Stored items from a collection
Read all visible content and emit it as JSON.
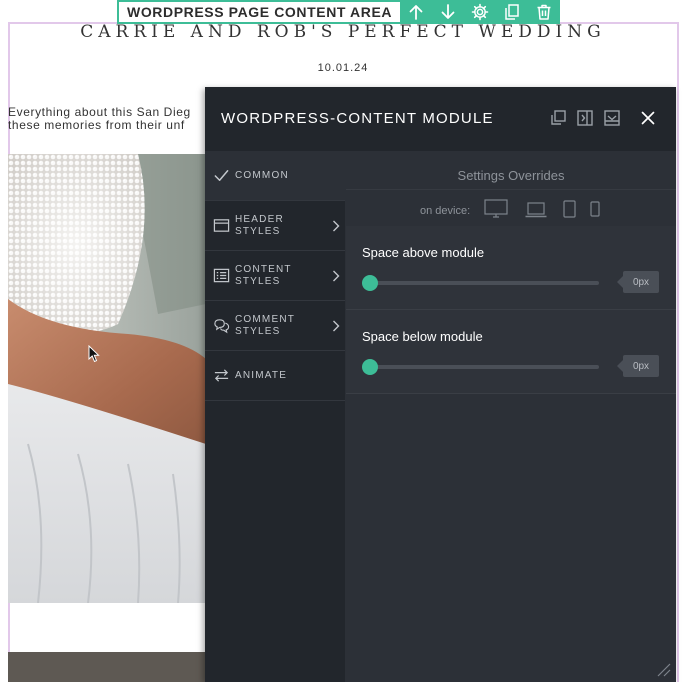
{
  "page": {
    "title": "CARRIE AND ROB'S PERFECT WEDDING",
    "date": "10.01.24",
    "intro_line1": "Everything about this San Dieg",
    "intro_line2": "these memories from their unf"
  },
  "toolbar": {
    "label": "WORDPRESS PAGE CONTENT AREA",
    "buttons": [
      {
        "name": "arrow-up-icon"
      },
      {
        "name": "arrow-down-icon"
      },
      {
        "name": "gear-icon"
      },
      {
        "name": "duplicate-icon"
      },
      {
        "name": "trash-icon"
      }
    ],
    "accent_color": "#3dbd97"
  },
  "panel": {
    "title": "WORDPRESS-CONTENT MODULE",
    "header_icons": [
      "copy-icon",
      "dock-right-icon",
      "save-icon",
      "close-icon"
    ],
    "nav": [
      {
        "label": "COMMON",
        "icon": "checkmark-icon",
        "active": true,
        "chevron": false
      },
      {
        "label": "HEADER STYLES",
        "icon": "window-icon",
        "active": false,
        "chevron": true
      },
      {
        "label": "CONTENT STYLES",
        "icon": "list-icon",
        "active": false,
        "chevron": true
      },
      {
        "label": "COMMENT STYLES",
        "icon": "chat-bubbles-icon",
        "active": false,
        "chevron": true
      },
      {
        "label": "ANIMATE",
        "icon": "swap-arrows-icon",
        "active": false,
        "chevron": false
      }
    ],
    "overrides_title": "Settings Overrides",
    "device_label": "on device:",
    "devices": [
      "desktop-icon",
      "laptop-icon",
      "tablet-icon",
      "phone-icon"
    ],
    "settings": [
      {
        "label": "Space above module",
        "value": "0px",
        "slider_fraction": 0
      },
      {
        "label": "Space below module",
        "value": "0px",
        "slider_fraction": 0
      }
    ],
    "colors": {
      "panel_bg": "#2c3037",
      "nav_bg": "#22262c"
    }
  }
}
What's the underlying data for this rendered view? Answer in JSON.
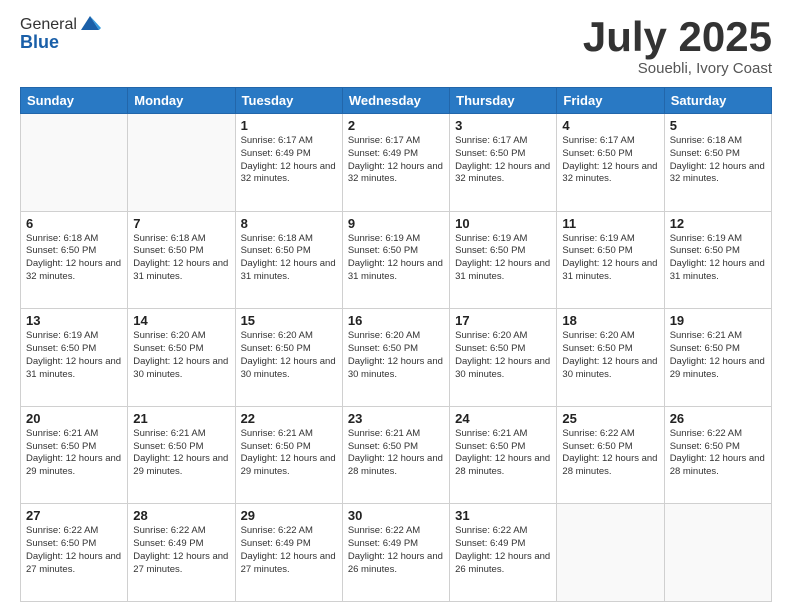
{
  "header": {
    "logo_general": "General",
    "logo_blue": "Blue",
    "month": "July 2025",
    "location": "Souebli, Ivory Coast"
  },
  "days_of_week": [
    "Sunday",
    "Monday",
    "Tuesday",
    "Wednesday",
    "Thursday",
    "Friday",
    "Saturday"
  ],
  "weeks": [
    [
      {
        "day": "",
        "info": ""
      },
      {
        "day": "",
        "info": ""
      },
      {
        "day": "1",
        "info": "Sunrise: 6:17 AM\nSunset: 6:49 PM\nDaylight: 12 hours and 32 minutes."
      },
      {
        "day": "2",
        "info": "Sunrise: 6:17 AM\nSunset: 6:49 PM\nDaylight: 12 hours and 32 minutes."
      },
      {
        "day": "3",
        "info": "Sunrise: 6:17 AM\nSunset: 6:50 PM\nDaylight: 12 hours and 32 minutes."
      },
      {
        "day": "4",
        "info": "Sunrise: 6:17 AM\nSunset: 6:50 PM\nDaylight: 12 hours and 32 minutes."
      },
      {
        "day": "5",
        "info": "Sunrise: 6:18 AM\nSunset: 6:50 PM\nDaylight: 12 hours and 32 minutes."
      }
    ],
    [
      {
        "day": "6",
        "info": "Sunrise: 6:18 AM\nSunset: 6:50 PM\nDaylight: 12 hours and 32 minutes."
      },
      {
        "day": "7",
        "info": "Sunrise: 6:18 AM\nSunset: 6:50 PM\nDaylight: 12 hours and 31 minutes."
      },
      {
        "day": "8",
        "info": "Sunrise: 6:18 AM\nSunset: 6:50 PM\nDaylight: 12 hours and 31 minutes."
      },
      {
        "day": "9",
        "info": "Sunrise: 6:19 AM\nSunset: 6:50 PM\nDaylight: 12 hours and 31 minutes."
      },
      {
        "day": "10",
        "info": "Sunrise: 6:19 AM\nSunset: 6:50 PM\nDaylight: 12 hours and 31 minutes."
      },
      {
        "day": "11",
        "info": "Sunrise: 6:19 AM\nSunset: 6:50 PM\nDaylight: 12 hours and 31 minutes."
      },
      {
        "day": "12",
        "info": "Sunrise: 6:19 AM\nSunset: 6:50 PM\nDaylight: 12 hours and 31 minutes."
      }
    ],
    [
      {
        "day": "13",
        "info": "Sunrise: 6:19 AM\nSunset: 6:50 PM\nDaylight: 12 hours and 31 minutes."
      },
      {
        "day": "14",
        "info": "Sunrise: 6:20 AM\nSunset: 6:50 PM\nDaylight: 12 hours and 30 minutes."
      },
      {
        "day": "15",
        "info": "Sunrise: 6:20 AM\nSunset: 6:50 PM\nDaylight: 12 hours and 30 minutes."
      },
      {
        "day": "16",
        "info": "Sunrise: 6:20 AM\nSunset: 6:50 PM\nDaylight: 12 hours and 30 minutes."
      },
      {
        "day": "17",
        "info": "Sunrise: 6:20 AM\nSunset: 6:50 PM\nDaylight: 12 hours and 30 minutes."
      },
      {
        "day": "18",
        "info": "Sunrise: 6:20 AM\nSunset: 6:50 PM\nDaylight: 12 hours and 30 minutes."
      },
      {
        "day": "19",
        "info": "Sunrise: 6:21 AM\nSunset: 6:50 PM\nDaylight: 12 hours and 29 minutes."
      }
    ],
    [
      {
        "day": "20",
        "info": "Sunrise: 6:21 AM\nSunset: 6:50 PM\nDaylight: 12 hours and 29 minutes."
      },
      {
        "day": "21",
        "info": "Sunrise: 6:21 AM\nSunset: 6:50 PM\nDaylight: 12 hours and 29 minutes."
      },
      {
        "day": "22",
        "info": "Sunrise: 6:21 AM\nSunset: 6:50 PM\nDaylight: 12 hours and 29 minutes."
      },
      {
        "day": "23",
        "info": "Sunrise: 6:21 AM\nSunset: 6:50 PM\nDaylight: 12 hours and 28 minutes."
      },
      {
        "day": "24",
        "info": "Sunrise: 6:21 AM\nSunset: 6:50 PM\nDaylight: 12 hours and 28 minutes."
      },
      {
        "day": "25",
        "info": "Sunrise: 6:22 AM\nSunset: 6:50 PM\nDaylight: 12 hours and 28 minutes."
      },
      {
        "day": "26",
        "info": "Sunrise: 6:22 AM\nSunset: 6:50 PM\nDaylight: 12 hours and 28 minutes."
      }
    ],
    [
      {
        "day": "27",
        "info": "Sunrise: 6:22 AM\nSunset: 6:50 PM\nDaylight: 12 hours and 27 minutes."
      },
      {
        "day": "28",
        "info": "Sunrise: 6:22 AM\nSunset: 6:49 PM\nDaylight: 12 hours and 27 minutes."
      },
      {
        "day": "29",
        "info": "Sunrise: 6:22 AM\nSunset: 6:49 PM\nDaylight: 12 hours and 27 minutes."
      },
      {
        "day": "30",
        "info": "Sunrise: 6:22 AM\nSunset: 6:49 PM\nDaylight: 12 hours and 26 minutes."
      },
      {
        "day": "31",
        "info": "Sunrise: 6:22 AM\nSunset: 6:49 PM\nDaylight: 12 hours and 26 minutes."
      },
      {
        "day": "",
        "info": ""
      },
      {
        "day": "",
        "info": ""
      }
    ]
  ]
}
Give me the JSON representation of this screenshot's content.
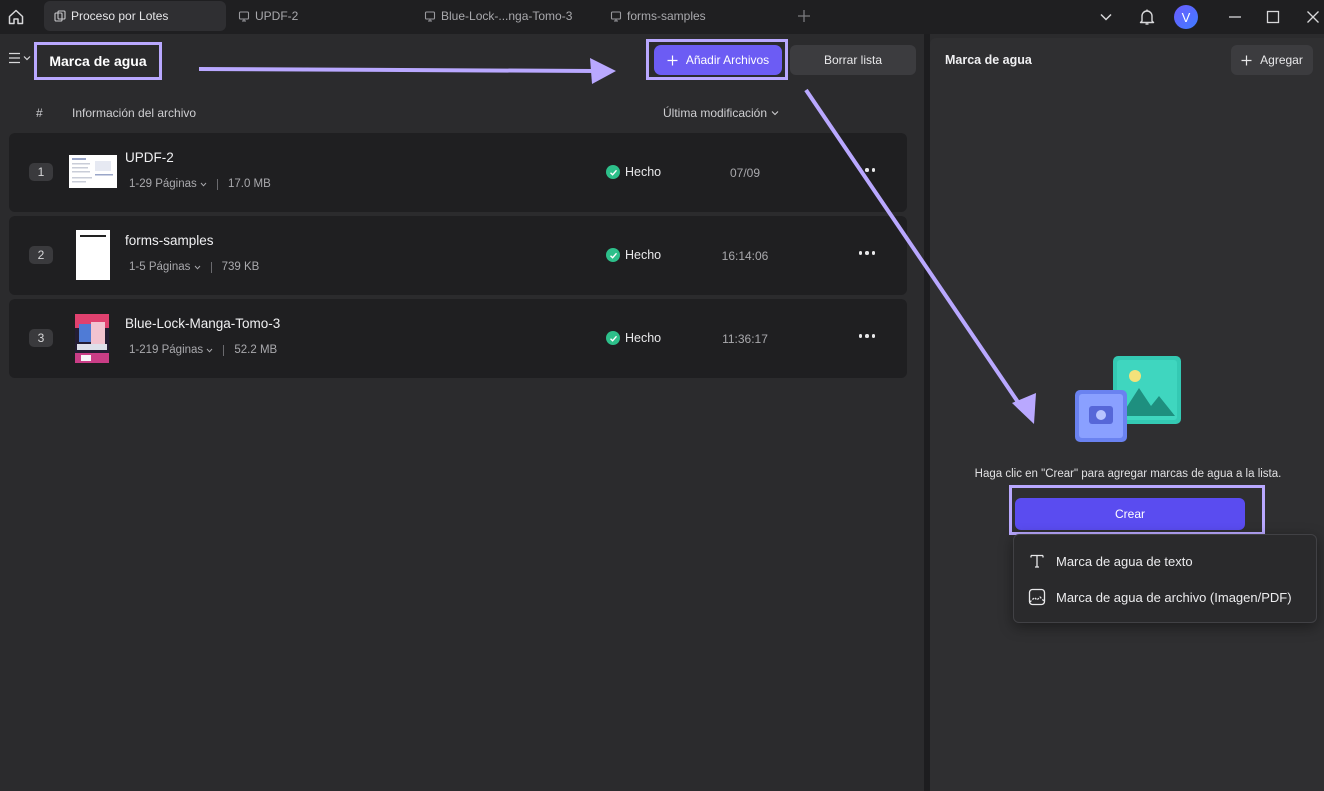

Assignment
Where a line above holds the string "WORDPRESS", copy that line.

Exercise result
    "label": "WORDPRESS PAGE CONTENT AREA",
    "title": "WORDPRESS-CONTENT MODULE",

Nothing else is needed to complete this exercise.